Helmet – Optional really. If you’re at a stage where you’re doing jumps or going off piste then I would seriously consider getting one. Nick has bought himself a helmet this year for the first time, and although I don’t have one this time around I’ll probably be considering one next time.
Footwear – Obviously when you’re on the slopes you’ll be wearing ski/snowboard boots. But don’t forget about the evenings in the resort. You’ll need something with a fair amount of grip – walking boots are a good option, or you could get some actual snow boots – I managed to get some really pretty snow boots for my birthday a couple years back, and you can get various different snow boots for as little as £25. Although if you’re snowboarding, the boots are usually pretty light and easy to walk about in, but you definitely won’t want to be walking about in ski boots for any longer than you need to!
Ski Equipment:Skis/poles/snowboards/boots – Generally I’d just hire these. The more serious you get, the more you might want to consider buying your own, but don’t forget skis and boards need upkeep. They need to be waxed and have the edges sharpened every two or three years roughly and full services can cost up to about £70.
Nick has his own snowboard and boots, and has done for a while, but I’ve always hired my skis – although it’s got to the point where I’m considering buying my own boots – possibly for the trip after this one. One good thing about having your own boots is that most (both snowboard and ski boots) will get moulded to your feet when you buy them, meaning that they should be much more comfortable than any that you hire. I might just treat myself next year..! 😉
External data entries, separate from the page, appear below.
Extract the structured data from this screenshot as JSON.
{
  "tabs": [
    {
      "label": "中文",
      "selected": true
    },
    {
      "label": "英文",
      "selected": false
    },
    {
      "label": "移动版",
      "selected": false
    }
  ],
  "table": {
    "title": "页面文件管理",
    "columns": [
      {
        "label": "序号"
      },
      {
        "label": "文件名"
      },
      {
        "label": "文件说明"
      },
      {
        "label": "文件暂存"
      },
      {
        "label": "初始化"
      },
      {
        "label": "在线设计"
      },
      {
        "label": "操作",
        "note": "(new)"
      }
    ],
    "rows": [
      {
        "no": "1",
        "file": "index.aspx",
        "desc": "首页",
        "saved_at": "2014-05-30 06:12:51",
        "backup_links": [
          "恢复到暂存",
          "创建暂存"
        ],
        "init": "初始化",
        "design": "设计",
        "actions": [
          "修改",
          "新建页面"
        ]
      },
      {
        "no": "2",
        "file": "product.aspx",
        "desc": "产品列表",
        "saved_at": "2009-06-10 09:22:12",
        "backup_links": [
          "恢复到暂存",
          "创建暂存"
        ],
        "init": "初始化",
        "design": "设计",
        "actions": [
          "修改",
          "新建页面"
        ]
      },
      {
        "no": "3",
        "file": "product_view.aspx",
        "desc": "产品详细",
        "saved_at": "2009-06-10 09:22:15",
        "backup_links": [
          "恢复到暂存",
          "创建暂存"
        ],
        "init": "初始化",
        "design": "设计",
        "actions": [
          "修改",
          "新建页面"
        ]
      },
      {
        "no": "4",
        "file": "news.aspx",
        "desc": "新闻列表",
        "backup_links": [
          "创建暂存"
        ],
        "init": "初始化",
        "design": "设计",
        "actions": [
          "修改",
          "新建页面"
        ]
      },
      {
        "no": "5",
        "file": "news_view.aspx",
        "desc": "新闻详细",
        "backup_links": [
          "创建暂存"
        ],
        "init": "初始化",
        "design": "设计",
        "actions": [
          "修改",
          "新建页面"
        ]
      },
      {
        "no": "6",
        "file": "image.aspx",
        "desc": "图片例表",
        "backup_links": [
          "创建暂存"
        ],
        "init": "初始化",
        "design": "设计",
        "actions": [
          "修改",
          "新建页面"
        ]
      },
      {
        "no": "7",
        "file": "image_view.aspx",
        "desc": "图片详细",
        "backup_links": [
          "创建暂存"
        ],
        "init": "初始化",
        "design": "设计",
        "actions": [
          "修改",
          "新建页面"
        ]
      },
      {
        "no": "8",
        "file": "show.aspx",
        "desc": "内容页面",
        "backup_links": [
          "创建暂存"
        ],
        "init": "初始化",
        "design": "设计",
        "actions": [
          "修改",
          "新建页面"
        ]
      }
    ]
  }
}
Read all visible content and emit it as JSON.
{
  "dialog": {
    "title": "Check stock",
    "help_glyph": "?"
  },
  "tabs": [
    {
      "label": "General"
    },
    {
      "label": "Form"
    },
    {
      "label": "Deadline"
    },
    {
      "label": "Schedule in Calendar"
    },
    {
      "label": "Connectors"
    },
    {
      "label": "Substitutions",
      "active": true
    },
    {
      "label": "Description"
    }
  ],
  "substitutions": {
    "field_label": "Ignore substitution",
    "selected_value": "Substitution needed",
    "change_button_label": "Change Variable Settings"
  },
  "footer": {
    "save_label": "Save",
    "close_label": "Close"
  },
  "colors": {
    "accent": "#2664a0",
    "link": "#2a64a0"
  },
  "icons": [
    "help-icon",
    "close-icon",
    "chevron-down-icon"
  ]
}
Skincare/Make up:Make sure that you moisturise your face and apply sunblock EVERY MORNING! The sun can be pretty strong even in snow, so it’s always good to make sure your face is protected. Make up wise I tend to go for just a swipe of mascara and maybe a teensy bit of concealer depending on how I feel. People aren’t going to see your face much, so there’s really no need to go crazy, I just find that a bit of mascara makes me feel a little more put together (I’ll make sure it’s a waterproof one too). Also I always carry a lip balm with me on the slopes, as the cold air can make for some seriously chapped lips.
Household items – If you’re staying in a self-catered apartment, there are a few household bits and bobs worth trying to bring with you from home:
- Washing up liquid & sponge
- Tea towel
- Pasta & sauce
- Tea Bags/Coffee
You’ll want to put these into small tupperwares rather than carrying the whole lot – with the exception of squash although you could probably pick up a smaller bottle to transport it in.
These are always going to be useful – if you forget them don’t worry as you’ll always be able to get them in the local shop, but it will just be much more expensive. Ski resort supermarkets are always priced highly because everything has to be shipped/flown/driven to the resort, so the prices will reflect the high transport costs. Plus they know you haven’t got much of a choice in where to go for your shopping! 😉
You might also want to bring some deep heat/deep freeze, in case of any unwanted injuries!
Entertainment:If you can, try and bring a tablet or a small laptop to watch films/listen to music on. Also books, puzzles, magazines etc. A lot of places won’t have free wifi and even if you do pay for it it can sometimes be a bit ropey depending on where you are. A lot of reading and doing puzzles happened on our trip last year! I think this time we’re going to try and download a series on the iPad to watch in the evenings.